## Problem to work on
Please copy out each line of the entries in which "multiscreensite" appears.

## Data for the task
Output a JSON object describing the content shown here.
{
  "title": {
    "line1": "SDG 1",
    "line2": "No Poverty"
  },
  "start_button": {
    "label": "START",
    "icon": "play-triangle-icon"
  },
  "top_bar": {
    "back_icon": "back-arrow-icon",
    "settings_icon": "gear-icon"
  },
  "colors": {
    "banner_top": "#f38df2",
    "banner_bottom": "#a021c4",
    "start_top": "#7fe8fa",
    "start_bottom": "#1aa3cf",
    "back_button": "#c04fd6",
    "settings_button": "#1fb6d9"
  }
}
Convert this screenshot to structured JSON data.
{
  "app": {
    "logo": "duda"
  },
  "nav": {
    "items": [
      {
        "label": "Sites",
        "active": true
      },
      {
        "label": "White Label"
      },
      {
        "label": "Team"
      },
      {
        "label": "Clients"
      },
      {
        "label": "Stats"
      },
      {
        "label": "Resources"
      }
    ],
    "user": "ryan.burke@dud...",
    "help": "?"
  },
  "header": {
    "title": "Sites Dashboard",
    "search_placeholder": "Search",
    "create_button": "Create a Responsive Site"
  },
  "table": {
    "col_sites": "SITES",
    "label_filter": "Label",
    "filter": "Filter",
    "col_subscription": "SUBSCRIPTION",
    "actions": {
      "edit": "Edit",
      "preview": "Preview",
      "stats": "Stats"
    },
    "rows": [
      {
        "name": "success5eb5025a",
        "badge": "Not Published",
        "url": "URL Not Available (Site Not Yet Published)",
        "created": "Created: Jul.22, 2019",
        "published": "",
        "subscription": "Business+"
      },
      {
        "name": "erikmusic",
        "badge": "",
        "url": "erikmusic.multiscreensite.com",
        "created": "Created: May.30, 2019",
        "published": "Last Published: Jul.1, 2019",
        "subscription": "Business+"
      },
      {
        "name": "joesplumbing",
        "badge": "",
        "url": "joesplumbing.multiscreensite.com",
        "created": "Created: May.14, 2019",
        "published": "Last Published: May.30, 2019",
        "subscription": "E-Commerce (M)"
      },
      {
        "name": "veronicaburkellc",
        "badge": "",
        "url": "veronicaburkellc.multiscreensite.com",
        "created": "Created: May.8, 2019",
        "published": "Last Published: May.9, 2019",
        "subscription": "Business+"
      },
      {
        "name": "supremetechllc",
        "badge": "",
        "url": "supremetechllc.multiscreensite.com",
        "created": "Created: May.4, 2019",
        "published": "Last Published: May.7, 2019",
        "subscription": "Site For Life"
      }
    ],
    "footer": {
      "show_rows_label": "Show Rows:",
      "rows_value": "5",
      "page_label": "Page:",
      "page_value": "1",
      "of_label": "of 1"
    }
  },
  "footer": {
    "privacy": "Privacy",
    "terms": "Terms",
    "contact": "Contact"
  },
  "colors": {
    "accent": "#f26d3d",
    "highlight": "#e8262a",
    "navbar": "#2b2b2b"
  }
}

## Answer
        "url": "erikmusic.multiscreensite.com",
        "url": "joesplumbing.multiscreensite.com",
        "url": "veronicaburkellc.multiscreensite.com",
        "url": "supremetechllc.multiscreensite.com",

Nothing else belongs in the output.